--- Directions ---
Search the data for the string "rotate" and extract every line where it appears.

**** Available data

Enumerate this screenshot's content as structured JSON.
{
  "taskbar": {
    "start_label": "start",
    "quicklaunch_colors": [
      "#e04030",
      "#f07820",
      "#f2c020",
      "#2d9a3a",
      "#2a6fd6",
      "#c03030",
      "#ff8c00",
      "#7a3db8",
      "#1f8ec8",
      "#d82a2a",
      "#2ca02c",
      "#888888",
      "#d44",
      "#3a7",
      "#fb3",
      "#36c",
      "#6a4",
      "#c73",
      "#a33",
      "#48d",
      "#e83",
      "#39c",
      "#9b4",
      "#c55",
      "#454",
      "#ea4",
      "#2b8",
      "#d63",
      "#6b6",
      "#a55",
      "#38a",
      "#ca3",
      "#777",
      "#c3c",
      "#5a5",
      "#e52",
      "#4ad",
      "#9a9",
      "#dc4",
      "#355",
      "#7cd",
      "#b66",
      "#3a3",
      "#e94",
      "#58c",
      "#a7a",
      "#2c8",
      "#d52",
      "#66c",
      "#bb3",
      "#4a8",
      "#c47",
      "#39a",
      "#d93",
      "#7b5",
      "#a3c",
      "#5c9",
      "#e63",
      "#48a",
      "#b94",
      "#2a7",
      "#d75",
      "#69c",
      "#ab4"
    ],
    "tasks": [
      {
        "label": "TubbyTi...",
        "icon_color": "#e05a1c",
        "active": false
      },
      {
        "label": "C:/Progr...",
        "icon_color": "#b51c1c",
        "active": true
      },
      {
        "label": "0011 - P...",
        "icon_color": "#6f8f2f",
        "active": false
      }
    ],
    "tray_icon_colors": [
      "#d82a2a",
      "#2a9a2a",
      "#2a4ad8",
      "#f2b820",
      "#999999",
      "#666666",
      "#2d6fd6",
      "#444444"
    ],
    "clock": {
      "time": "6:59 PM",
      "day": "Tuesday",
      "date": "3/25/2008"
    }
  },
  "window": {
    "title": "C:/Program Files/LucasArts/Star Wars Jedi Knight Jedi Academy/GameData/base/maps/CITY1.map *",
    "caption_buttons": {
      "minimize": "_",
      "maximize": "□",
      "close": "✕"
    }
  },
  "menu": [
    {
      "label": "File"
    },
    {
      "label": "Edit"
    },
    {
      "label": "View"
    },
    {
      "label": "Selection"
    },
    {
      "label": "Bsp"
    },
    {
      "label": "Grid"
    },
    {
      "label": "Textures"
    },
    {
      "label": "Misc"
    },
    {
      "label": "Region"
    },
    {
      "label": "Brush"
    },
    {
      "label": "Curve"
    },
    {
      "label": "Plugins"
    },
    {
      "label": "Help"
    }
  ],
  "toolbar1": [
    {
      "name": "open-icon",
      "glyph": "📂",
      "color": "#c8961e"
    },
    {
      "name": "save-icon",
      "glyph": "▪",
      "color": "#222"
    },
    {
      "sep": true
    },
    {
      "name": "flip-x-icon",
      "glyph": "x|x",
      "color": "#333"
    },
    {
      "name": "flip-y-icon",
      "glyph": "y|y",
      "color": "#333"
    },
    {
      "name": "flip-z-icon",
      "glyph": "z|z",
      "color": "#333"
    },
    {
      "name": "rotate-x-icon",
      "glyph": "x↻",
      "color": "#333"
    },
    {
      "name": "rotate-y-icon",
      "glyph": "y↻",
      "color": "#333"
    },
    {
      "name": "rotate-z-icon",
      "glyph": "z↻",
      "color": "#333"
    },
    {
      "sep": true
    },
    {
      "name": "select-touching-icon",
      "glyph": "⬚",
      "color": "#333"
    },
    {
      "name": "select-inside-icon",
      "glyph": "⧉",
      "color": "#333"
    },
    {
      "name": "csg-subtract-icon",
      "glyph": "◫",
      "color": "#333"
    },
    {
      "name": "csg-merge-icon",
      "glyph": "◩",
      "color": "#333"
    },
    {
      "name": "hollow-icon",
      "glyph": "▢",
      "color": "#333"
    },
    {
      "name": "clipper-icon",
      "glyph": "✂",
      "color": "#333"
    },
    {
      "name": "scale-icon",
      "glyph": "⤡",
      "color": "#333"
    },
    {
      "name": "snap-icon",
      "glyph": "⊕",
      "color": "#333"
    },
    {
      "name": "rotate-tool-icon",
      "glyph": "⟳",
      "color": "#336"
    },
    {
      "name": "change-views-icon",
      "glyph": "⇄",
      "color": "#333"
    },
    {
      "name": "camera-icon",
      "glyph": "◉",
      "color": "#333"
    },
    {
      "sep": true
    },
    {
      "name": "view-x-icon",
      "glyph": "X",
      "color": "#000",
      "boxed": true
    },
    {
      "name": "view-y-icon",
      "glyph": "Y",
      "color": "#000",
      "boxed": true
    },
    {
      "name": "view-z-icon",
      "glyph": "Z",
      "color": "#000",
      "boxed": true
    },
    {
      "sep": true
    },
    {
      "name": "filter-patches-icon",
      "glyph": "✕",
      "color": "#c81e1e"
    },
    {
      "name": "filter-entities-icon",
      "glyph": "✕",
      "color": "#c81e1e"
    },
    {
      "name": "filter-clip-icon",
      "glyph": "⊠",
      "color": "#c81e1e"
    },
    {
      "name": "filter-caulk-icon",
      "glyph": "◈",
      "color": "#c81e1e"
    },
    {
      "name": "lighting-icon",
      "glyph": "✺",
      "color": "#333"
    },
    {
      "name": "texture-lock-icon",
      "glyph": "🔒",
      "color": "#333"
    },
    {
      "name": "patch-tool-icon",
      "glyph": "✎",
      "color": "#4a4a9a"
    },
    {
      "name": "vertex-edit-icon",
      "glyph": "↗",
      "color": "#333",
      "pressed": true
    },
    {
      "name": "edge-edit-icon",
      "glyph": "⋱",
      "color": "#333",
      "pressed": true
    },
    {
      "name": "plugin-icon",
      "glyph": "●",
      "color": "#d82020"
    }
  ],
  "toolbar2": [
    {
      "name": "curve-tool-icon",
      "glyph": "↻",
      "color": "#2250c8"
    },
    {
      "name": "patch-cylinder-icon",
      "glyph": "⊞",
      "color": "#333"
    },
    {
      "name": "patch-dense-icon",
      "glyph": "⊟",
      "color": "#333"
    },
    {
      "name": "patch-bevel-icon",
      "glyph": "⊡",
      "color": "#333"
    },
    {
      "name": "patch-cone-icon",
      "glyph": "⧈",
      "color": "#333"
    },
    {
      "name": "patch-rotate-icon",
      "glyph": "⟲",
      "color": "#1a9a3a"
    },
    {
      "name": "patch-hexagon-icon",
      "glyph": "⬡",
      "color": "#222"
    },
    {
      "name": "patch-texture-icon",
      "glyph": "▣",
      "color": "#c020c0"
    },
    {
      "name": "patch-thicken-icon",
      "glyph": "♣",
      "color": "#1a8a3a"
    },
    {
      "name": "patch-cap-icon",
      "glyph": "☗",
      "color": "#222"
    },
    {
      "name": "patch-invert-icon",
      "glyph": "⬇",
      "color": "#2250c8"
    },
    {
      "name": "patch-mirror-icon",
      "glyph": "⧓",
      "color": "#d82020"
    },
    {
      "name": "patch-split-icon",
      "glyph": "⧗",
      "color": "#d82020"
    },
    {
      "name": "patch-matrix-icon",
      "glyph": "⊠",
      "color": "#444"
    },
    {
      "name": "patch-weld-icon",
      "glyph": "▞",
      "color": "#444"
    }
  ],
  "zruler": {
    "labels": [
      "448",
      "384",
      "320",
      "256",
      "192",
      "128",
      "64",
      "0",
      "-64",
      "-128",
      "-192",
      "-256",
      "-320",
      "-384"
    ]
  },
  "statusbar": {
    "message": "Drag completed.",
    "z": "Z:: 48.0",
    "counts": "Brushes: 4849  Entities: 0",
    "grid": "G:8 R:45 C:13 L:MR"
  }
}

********

--- Completed exercise ---
      "name": "rotate-x-icon",
      "name": "rotate-y-icon",
      "name": "rotate-z-icon",
      "name": "rotate-tool-icon",
      "name": "patch-rotate-icon",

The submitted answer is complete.